  10. 4 ‘Pet your dog …’: sex education, abstinence and contraception
    (pp. 102-136)

    The development and growth of sex education programmes was tied to the ‘sexual revolution’ of the 1960s and 1970s. The Sex Information and Education Council of the United States (SIECUS), the principal nationwide advocacy organisation and a major curriculum provider, was established in 1964. As Janice Irvine records:

    school sex education expanded through the sixties. Emboldened by the times … many communities initiated programs or amplified those already being implemented. Educators were bolstered by a series of resolutions in support of sex education from professional organizations like the American Medical Association, the National Education Association, and the American Association of...
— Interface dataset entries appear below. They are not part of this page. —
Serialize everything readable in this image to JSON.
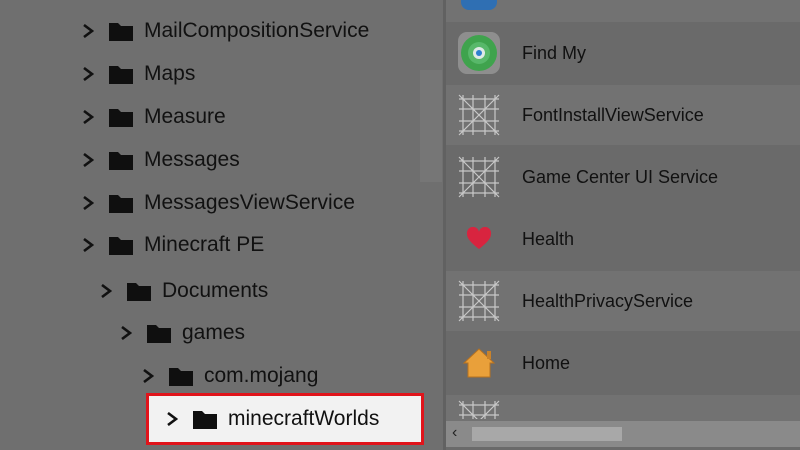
{
  "tree": {
    "items": [
      {
        "label": "MailCompositionService",
        "level": 0
      },
      {
        "label": "Maps",
        "level": 0
      },
      {
        "label": "Measure",
        "level": 0
      },
      {
        "label": "Messages",
        "level": 0
      },
      {
        "label": "MessagesViewService",
        "level": 0
      },
      {
        "label": "Minecraft PE",
        "level": 0
      },
      {
        "label": "Documents",
        "level": 1
      },
      {
        "label": "games",
        "level": 2
      },
      {
        "label": "com.mojang",
        "level": 3
      },
      {
        "label": "minecraftWorlds",
        "level": 4,
        "selected": true
      }
    ]
  },
  "apps": {
    "items": [
      {
        "label": "Find My",
        "icon": "find-my-icon"
      },
      {
        "label": "FontInstallViewService",
        "icon": "placeholder-grid-icon"
      },
      {
        "label": "Game Center UI Service",
        "icon": "placeholder-grid-icon"
      },
      {
        "label": "Health",
        "icon": "heart-icon"
      },
      {
        "label": "HealthPrivacyService",
        "icon": "placeholder-grid-icon"
      },
      {
        "label": "Home",
        "icon": "home-icon"
      }
    ]
  },
  "colors": {
    "highlight_border": "#e0141b",
    "heart": "#d8243f",
    "home": "#e9a03a",
    "find_my_green": "#3fa34d"
  }
}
  11. 5 Obscenity and indecency
    (pp. 137-175)

    The nomination of former Missouri governor and Senator, John Ashcroft, as Attorney-General on 22 December 2000 led to celebrations among the groups associated with the Christian right. There were few doubts about Ashcroft’s faith or his politics. Andrea Lafferty, executive director of the Traditional Values Coalition, backed his confirmation in forthright terms:

    John Ashcroft is a man of high integrity and respect for the rule of law … I join today with the representatives of millions of women who believe that John Ashcroft will be an excellent and honorable Attorney General. He has our support and our prayers as he...
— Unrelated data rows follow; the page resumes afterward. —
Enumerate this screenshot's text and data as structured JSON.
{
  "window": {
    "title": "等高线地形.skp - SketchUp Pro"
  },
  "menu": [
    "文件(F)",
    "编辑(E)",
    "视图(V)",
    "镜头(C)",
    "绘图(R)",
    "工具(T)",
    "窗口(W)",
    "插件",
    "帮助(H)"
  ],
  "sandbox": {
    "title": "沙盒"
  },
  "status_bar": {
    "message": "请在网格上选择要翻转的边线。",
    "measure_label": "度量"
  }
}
  12. 6 ‘Healthy marriage’ and the family
    (pp. 176-192)

    Although there were frequent references to the importance of marriage during the Bush years, these were almost always within the context of the same-sex marriage debate. Gay and lesbian marriage, it was said, threatened the integrity and survival of marriage as an institution. Affirmations of the importance of marriage were therefore, more often than not, coded calls for the prohibition of same-sex unions. There were, however, two exceptions. Firstly, there were efforts to address and eliminate the ‘marriage tax penalty’. Secondly, the Bush administration established the Healthy Marriage Initiative and sought Congressional funding for programmes that would promote and strengthen...

  13. 7 Abortion and the ‘culture of life’
    (pp. 193-232)
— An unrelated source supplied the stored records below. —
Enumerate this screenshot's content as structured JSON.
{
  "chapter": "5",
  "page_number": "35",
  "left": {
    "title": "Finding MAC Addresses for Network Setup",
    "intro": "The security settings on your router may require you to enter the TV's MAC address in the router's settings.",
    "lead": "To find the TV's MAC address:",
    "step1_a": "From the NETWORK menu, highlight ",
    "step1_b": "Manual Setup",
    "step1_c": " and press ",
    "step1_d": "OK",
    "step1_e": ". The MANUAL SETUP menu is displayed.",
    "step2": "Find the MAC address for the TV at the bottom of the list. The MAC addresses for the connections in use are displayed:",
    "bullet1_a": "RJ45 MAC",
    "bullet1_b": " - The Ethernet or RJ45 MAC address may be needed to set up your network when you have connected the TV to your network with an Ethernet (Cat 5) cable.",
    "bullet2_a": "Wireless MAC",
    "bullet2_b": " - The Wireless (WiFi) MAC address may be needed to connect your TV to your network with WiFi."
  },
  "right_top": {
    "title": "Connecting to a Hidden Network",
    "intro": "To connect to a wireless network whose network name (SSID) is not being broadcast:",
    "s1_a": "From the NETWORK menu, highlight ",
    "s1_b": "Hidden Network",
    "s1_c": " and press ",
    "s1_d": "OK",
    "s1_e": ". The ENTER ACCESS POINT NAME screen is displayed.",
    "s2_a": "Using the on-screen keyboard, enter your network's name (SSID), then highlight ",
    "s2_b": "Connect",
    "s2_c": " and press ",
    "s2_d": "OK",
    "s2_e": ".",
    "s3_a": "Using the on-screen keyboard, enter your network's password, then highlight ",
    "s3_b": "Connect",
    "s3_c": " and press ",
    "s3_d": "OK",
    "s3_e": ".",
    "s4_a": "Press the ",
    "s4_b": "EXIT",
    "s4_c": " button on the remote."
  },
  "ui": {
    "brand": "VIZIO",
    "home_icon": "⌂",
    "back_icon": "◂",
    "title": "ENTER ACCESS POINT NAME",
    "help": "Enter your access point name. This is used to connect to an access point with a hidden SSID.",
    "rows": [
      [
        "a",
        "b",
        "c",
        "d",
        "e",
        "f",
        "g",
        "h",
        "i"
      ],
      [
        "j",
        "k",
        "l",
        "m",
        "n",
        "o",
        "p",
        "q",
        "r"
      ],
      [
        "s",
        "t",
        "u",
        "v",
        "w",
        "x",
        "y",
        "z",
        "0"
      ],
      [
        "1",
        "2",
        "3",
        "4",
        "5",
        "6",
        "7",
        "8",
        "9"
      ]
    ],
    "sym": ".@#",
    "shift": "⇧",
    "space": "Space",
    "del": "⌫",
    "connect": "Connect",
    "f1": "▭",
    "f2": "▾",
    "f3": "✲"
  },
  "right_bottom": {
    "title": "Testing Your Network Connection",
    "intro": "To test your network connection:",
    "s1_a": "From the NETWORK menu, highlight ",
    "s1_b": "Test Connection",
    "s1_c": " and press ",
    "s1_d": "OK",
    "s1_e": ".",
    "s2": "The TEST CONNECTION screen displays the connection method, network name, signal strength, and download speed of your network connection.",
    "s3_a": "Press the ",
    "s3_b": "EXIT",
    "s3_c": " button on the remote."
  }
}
    Of all the issues associated with cultural and sexual politics, abortion has created the most bitter and enduring divisions. The fate of the unborn is the battlefield where depictions of an American ‘culture war’ seem to have the greatest credence and legitimacy. Only military metaphors appear to capture the sense of unyielding dedication that has characterised both the ‘pro-life’ and ‘pro-choice’ campaigns and the degree of polarization between the two sides. All too often, they resemble contending armies tied down in unending trench warfare in which small strips of ‘no man’s land’ are taken, lost and then retaken.

    The abortion...

  14. 8 Conclusion: the politics of morality, the 2004 presidential election and the Bush legacy
    (pp. 233-248)

    The Bush approach to moral politics reaped electoral rewards. In 2000, his distance from the strictures of the Christian right contributed to the winning over of undecided voters and independents, a significant proportion of whom had backed President Bill Clinton or Ross Perot, the Reform Party candidate, in 1996. At the same time, Bush’s emphasis on broad moral principles helped in rallying Republican supporters who had abandoned Senator Bob Dole four years earlier.

    As Chapter 1 argued, moral concerns acquired growing importance during the latter half of the 1990s and, although the availability of survey data is patchy, the upward...

  15. Index
    (pp. 249-254)